The answer must consist of every line in the records that contains the word "Profile".

--- Entries provided Enclosed Below ---

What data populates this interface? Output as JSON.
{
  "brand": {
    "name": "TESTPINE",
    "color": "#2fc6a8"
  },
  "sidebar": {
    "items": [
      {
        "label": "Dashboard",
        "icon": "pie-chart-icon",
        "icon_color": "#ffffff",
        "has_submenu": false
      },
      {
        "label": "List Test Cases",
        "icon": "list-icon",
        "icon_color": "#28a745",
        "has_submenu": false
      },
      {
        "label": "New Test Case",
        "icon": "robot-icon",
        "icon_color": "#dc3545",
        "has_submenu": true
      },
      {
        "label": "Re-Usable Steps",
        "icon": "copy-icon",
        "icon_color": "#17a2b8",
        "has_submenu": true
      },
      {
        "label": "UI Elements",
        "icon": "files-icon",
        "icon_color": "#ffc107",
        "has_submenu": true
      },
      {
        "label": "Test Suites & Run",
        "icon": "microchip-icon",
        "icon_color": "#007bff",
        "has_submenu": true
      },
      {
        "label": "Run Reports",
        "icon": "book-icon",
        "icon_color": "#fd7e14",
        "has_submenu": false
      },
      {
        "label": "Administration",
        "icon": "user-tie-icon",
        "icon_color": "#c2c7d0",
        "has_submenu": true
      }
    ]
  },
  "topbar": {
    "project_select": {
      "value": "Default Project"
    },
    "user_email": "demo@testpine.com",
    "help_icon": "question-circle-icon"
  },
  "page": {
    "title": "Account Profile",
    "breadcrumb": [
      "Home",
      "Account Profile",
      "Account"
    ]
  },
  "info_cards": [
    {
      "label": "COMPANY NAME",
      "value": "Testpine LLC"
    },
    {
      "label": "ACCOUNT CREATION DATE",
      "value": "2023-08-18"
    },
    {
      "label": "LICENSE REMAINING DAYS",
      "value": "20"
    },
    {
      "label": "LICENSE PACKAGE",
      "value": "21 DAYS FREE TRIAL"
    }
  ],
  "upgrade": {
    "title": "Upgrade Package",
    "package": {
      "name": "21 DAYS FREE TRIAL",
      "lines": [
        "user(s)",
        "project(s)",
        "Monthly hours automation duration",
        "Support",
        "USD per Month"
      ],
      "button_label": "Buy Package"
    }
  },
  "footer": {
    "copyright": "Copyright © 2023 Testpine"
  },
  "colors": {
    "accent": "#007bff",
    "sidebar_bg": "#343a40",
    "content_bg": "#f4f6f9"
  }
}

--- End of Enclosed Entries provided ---

■ **Solution for this task**:
    "title": "Account Profile",
      "Account Profile",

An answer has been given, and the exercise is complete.